*** Supplied material ***

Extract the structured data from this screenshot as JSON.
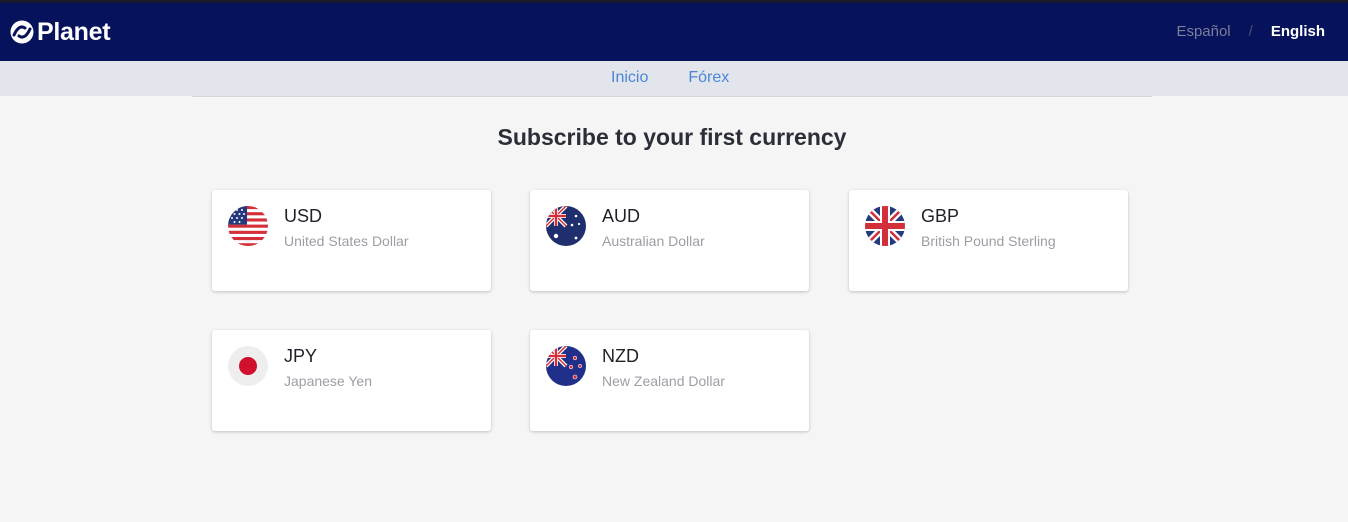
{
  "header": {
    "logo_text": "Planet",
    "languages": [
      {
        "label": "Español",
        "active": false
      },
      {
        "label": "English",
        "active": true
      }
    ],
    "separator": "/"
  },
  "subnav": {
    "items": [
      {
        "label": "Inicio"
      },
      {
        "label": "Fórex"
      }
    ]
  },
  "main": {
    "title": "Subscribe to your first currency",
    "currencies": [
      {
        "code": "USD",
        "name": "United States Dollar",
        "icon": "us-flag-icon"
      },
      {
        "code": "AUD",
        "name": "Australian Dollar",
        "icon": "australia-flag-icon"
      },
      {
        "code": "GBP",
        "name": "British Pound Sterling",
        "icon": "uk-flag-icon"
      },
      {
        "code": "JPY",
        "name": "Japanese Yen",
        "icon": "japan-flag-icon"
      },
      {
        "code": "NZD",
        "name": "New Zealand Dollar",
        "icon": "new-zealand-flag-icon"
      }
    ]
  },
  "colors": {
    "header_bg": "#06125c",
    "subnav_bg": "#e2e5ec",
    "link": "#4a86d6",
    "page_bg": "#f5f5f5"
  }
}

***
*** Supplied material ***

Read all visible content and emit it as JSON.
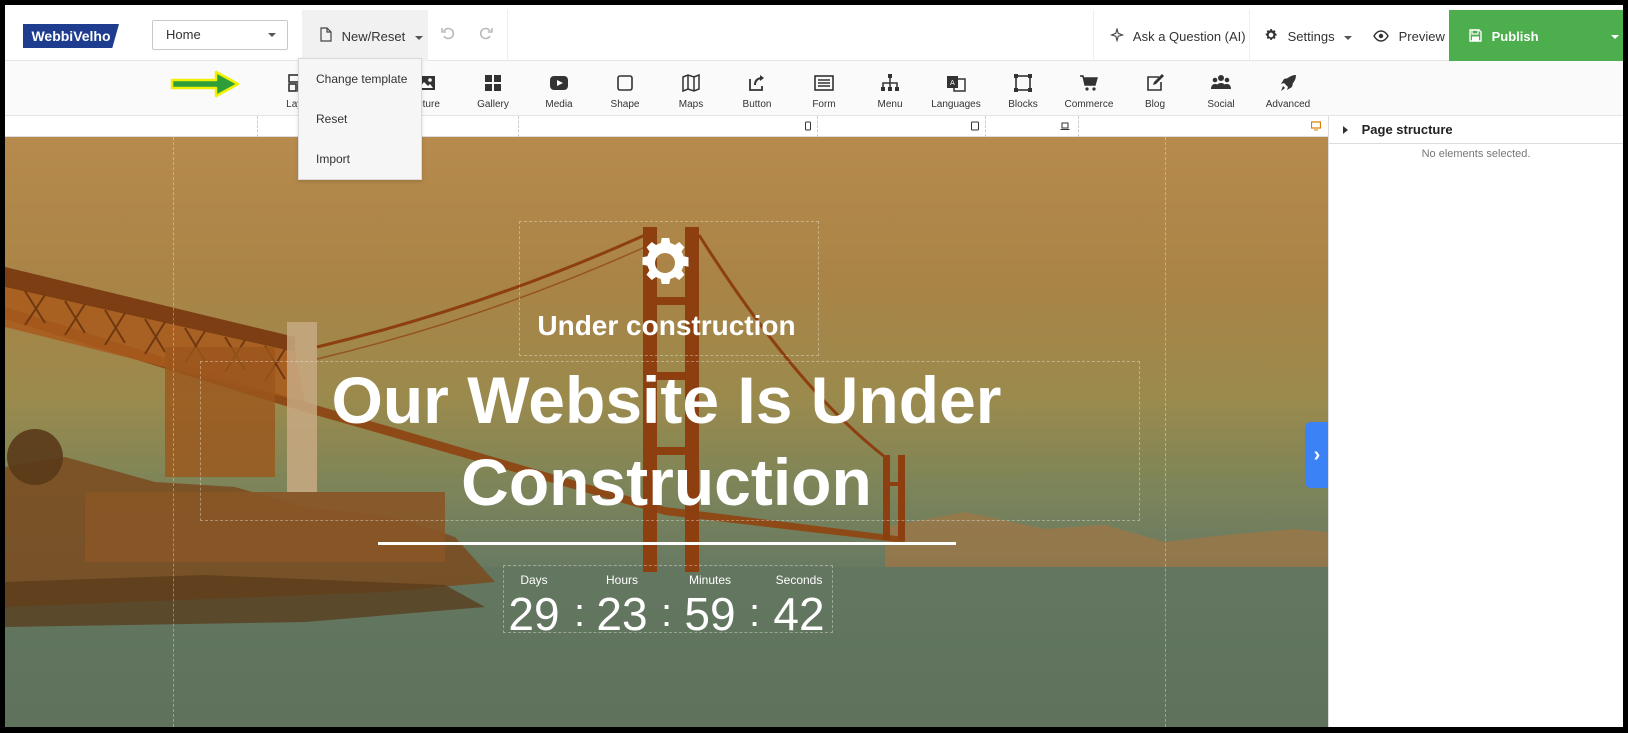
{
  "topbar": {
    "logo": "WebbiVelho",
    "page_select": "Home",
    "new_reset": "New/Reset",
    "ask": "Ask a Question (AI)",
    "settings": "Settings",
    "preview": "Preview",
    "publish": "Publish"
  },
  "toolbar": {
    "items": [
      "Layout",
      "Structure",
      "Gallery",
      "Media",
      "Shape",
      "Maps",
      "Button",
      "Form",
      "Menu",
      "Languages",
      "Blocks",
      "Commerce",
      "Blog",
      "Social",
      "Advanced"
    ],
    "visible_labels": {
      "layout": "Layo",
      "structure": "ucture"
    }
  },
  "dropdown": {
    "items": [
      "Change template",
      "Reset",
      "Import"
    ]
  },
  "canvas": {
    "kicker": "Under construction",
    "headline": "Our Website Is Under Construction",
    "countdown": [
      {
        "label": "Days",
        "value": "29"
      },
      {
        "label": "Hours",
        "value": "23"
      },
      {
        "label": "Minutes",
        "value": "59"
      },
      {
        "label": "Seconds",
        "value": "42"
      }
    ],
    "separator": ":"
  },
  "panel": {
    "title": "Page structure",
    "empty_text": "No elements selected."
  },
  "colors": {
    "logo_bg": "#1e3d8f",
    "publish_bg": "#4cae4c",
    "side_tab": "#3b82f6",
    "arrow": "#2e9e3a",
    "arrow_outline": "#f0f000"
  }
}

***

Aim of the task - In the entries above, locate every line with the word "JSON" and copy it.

Final answer -
Extract the structured data from this screenshot as JSON.
Read all visible content and emit it as JSON.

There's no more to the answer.